***** INFORMATION

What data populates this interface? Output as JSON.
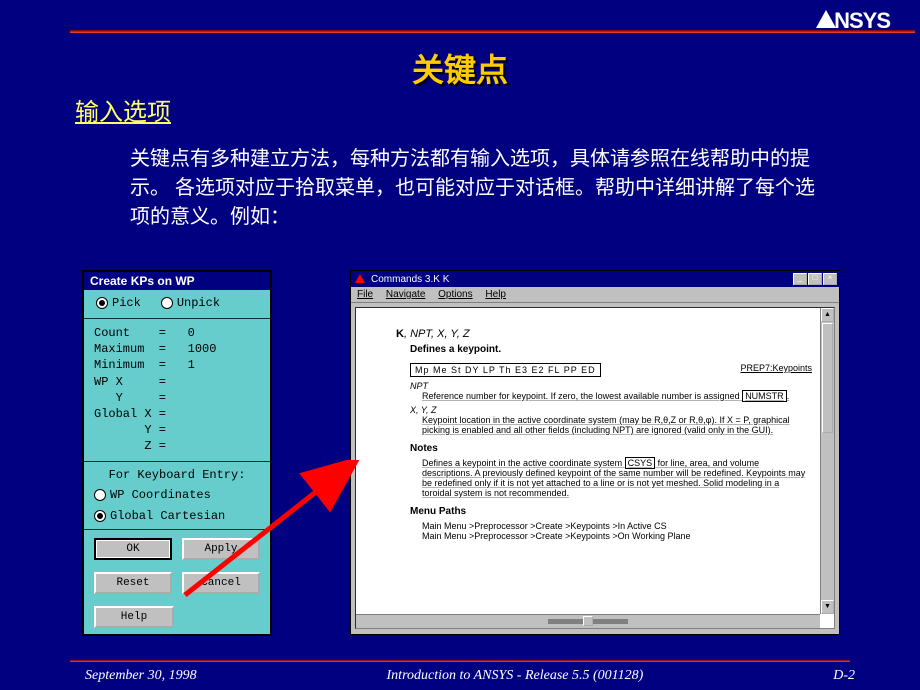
{
  "logo": "NSYS",
  "title": "关键点",
  "subtitle": "输入选项",
  "body": "关键点有多种建立方法，每种方法都有输入选项，具体请参照在线帮助中的提示。 各选项对应于拾取菜单，也可能对应于对话框。帮助中详细讲解了每个选项的意义。例如：",
  "dialog": {
    "title": "Create KPs on WP",
    "pick": "Pick",
    "unpick": "Unpick",
    "kv_lines": "Count    =   0\nMaximum  =   1000\nMinimum  =   1\nWP X     =\n   Y     =\nGlobal X =\n       Y =\n       Z =",
    "entry_label": "For Keyboard Entry:",
    "wp_coords": "WP Coordinates",
    "global_cart": "Global Cartesian",
    "ok": "OK",
    "apply": "Apply",
    "reset": "Reset",
    "cancel": "Cancel",
    "help": "Help"
  },
  "helpwin": {
    "title": "Commands 3.K K",
    "menus": [
      "File",
      "Navigate",
      "Options",
      "Help"
    ],
    "cmd_sig_bold": "K",
    "cmd_sig_rest": ", NPT, X, Y, Z",
    "defines": "Defines a keypoint.",
    "right_link": "PREP7:Keypoints",
    "toolbar": "Mp Me St DY LP Th E3 E2 FL PP ED",
    "arg1_name": "NPT",
    "arg1_text_a": "Reference number for keypoint.  If zero, the lowest available number is assigned",
    "arg1_box": "NUMSTR",
    "arg1_text_b": ".",
    "arg2_name": "X, Y, Z",
    "arg2_text": "Keypoint location in the active coordinate system (may be R,θ,Z or R,θ,φ).  If X = P, graphical picking is enabled and all other fields (including NPT) are ignored (valid only in the GUI).",
    "notes_h": "Notes",
    "notes_text_a": "Defines a keypoint in the active coordinate system ",
    "notes_box": "CSYS",
    "notes_text_b": " for line, area, and volume descriptions.  A previously defined keypoint of the same number will be redefined.  Keypoints may be redefined only if it is not yet attached to a line or is not yet meshed.  Solid modeling in a toroidal system is not recommended.",
    "menupaths_h": "Menu Paths",
    "mp1": "Main Menu >Preprocessor >Create >Keypoints >In Active CS",
    "mp2": "Main Menu >Preprocessor >Create >Keypoints >On Working Plane"
  },
  "footer": {
    "date": "September 30, 1998",
    "center": "Introduction to ANSYS - Release 5.5 (001128)",
    "page": "D-2"
  }
}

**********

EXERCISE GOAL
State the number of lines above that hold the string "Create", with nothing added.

WRITTEN REPLY
3